If pushed, Mayrhofer might have explained the imagery in terms of Platonic philosophy and the need for human love to rise above the physical to a more spiritual, a ‘higher’ realm, a domain that would outlast the decay and mortality of the earth. Recent writers are more likely to read the image of the escaping huntsman in autobiographical terms, though. It is known that the poet was unhappy in his skin, partly because his own erotic desires did not conform to the heterosexual norms of reactionary, Catholic Austria. He was not the only young man who felt that he had to construct an idealised image of a woman whom he could love without having to deal with an actual down-to-earth, physical girlfriend or wife.
Original Spelling and notes on the text Der Alpenjäger Auf hohen1 Bergesrücken, Wo frischer Alles grünt, In's Land hinab zu blicken, Das nebelleicht zerrinnt - Erfreut den Alpenjäger. Je steiler und je schräger Die Pfade sich verwinden, Je mehr Gefahr aus Schlünden, So freyer schlägt die Brust. Er ist der fernen Lieben, Die ihm daheim geblieben, Sich seliger bewußt. Und ist er nun am Ziele: So drängt sich in der Stille Ein süßes Bild ihm vor2; Der Sonne goldne Strahlen, Sie weben und sie mahlen, Die er im Thal erkor. 1 Schubert changed 'Auf hohem' to 'Auf hohen' (Movement 'onto', rather than location 'on'). 2 Schubert changed "Ein süßes Bildniß vor" to " Ein süßes Bild ihm vor" (stressing that the image appeared in front of him)

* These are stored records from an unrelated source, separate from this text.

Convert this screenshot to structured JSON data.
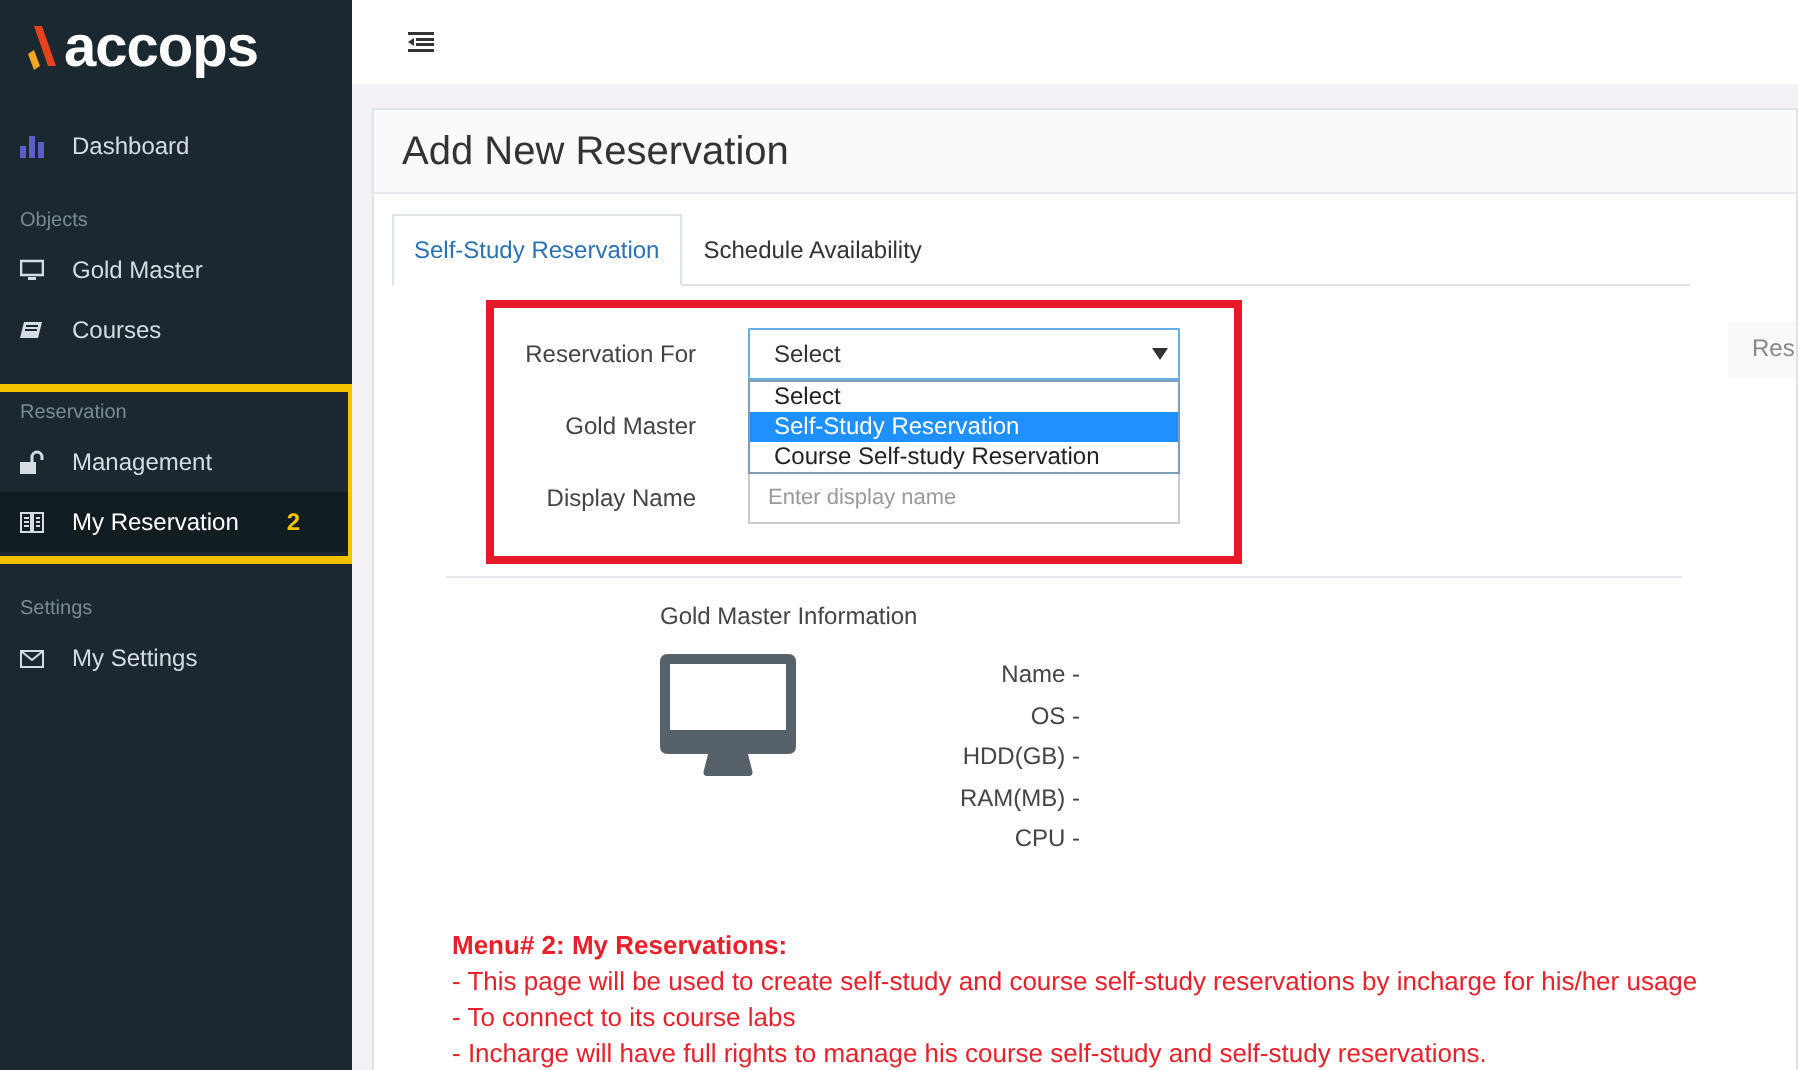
{
  "logo": "accops",
  "sidebar": {
    "sections": [
      {
        "items": [
          {
            "label": "Dashboard",
            "selected": false
          }
        ]
      },
      {
        "heading": "Objects",
        "items": [
          {
            "label": "Gold Master",
            "selected": false
          },
          {
            "label": "Courses",
            "selected": false
          }
        ]
      },
      {
        "heading": "Reservation",
        "highlighted": true,
        "items": [
          {
            "label": "Management",
            "selected": false
          },
          {
            "label": "My Reservation",
            "selected": true,
            "badge": "2"
          }
        ]
      },
      {
        "heading": "Settings",
        "items": [
          {
            "label": "My Settings",
            "selected": false
          }
        ]
      }
    ]
  },
  "page_title": "Add New Reservation",
  "tabs": [
    {
      "label": "Self-Study Reservation",
      "selected": true
    },
    {
      "label": "Schedule Availability",
      "selected": false
    }
  ],
  "form": {
    "highlighted": true,
    "reservation_for": {
      "label": "Reservation For",
      "value": "Select",
      "expanded": true,
      "options": [
        {
          "label": "Select",
          "highlighted": false
        },
        {
          "label": "Self-Study Reservation",
          "highlighted": true
        },
        {
          "label": "Course Self-study Reservation",
          "highlighted": false
        }
      ]
    },
    "gold_master": {
      "label": "Gold Master"
    },
    "display_name": {
      "label": "Display Name",
      "placeholder": "Enter display name"
    }
  },
  "side_panel_text": "Res",
  "gold_master_info": {
    "title": "Gold Master Information",
    "fields": [
      "Name -",
      "OS -",
      "HDD(GB) -",
      "RAM(MB) -",
      "CPU -"
    ]
  },
  "annotation": {
    "title": "Menu# 2: My Reservations:",
    "lines": [
      "- This page will be used to create self-study and course self-study reservations by incharge for his/her usage",
      "- To connect to its course labs",
      "- Incharge will have full rights to manage his course self-study and self-study reservations."
    ]
  }
}
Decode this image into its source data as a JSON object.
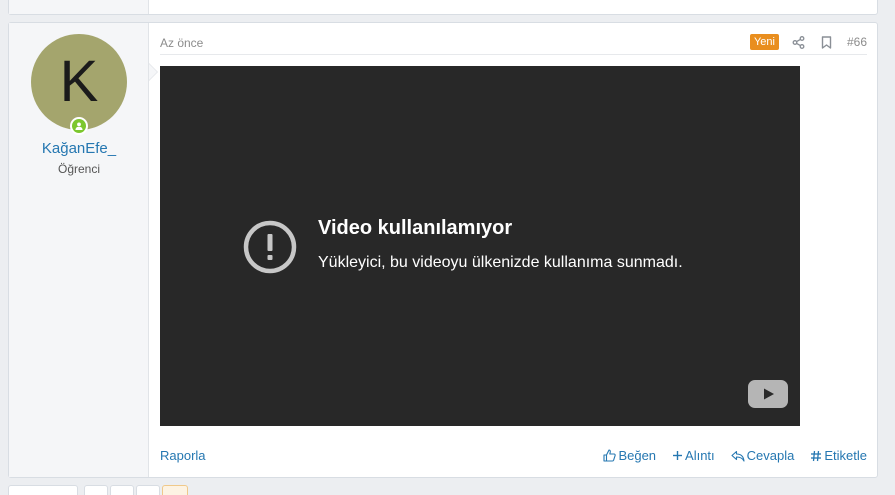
{
  "post": {
    "user": {
      "avatar_letter": "K",
      "avatar_color": "#a4a56d",
      "username": "KağanEfe_",
      "title": "Öğrenci",
      "online": true
    },
    "time": "Az önce",
    "new_badge": "Yeni",
    "number": "#66",
    "header_icons": [
      "share-icon",
      "bookmark-icon"
    ],
    "video": {
      "error_title": "Video kullanılamıyor",
      "error_message": "Yükleyici, bu videoyu ülkenizde kullanıma sunmadı."
    },
    "footer": {
      "report": "Raporla",
      "actions": {
        "like": "Beğen",
        "quote": "Alıntı",
        "reply": "Cevapla",
        "tag": "Etiketle"
      }
    }
  },
  "colors": {
    "link": "#2577b1",
    "new_badge": "#e98e1e",
    "online": "#7cc72e",
    "video_bg": "#282828"
  }
}
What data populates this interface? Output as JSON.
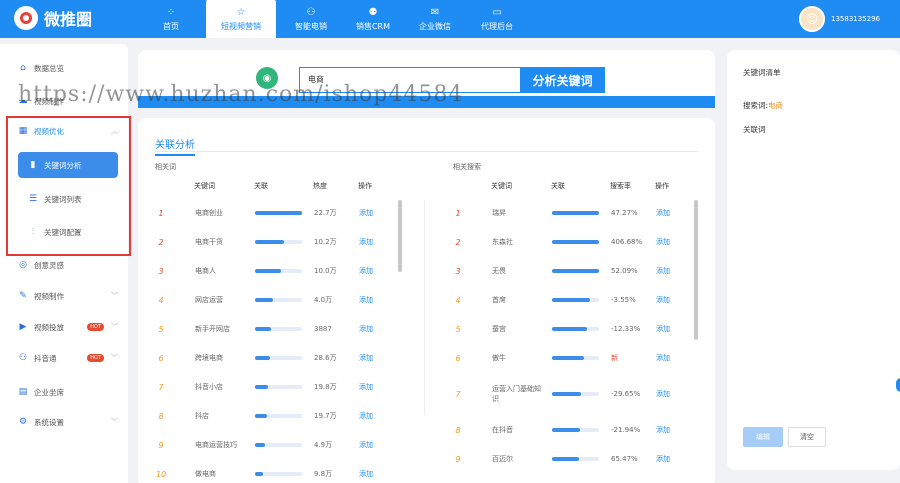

Confirmed by Peter Rastl with Gedichte von Johann Mayrhofer. Wien. Bey Friedrich Volke. 1824, page 107.
To see an early edition of the text, go to page 107 [119 von 212] here: http://digital.onb.ac.at/OnbViewer/viewer.faces?doc=ABO_%2BZ177450902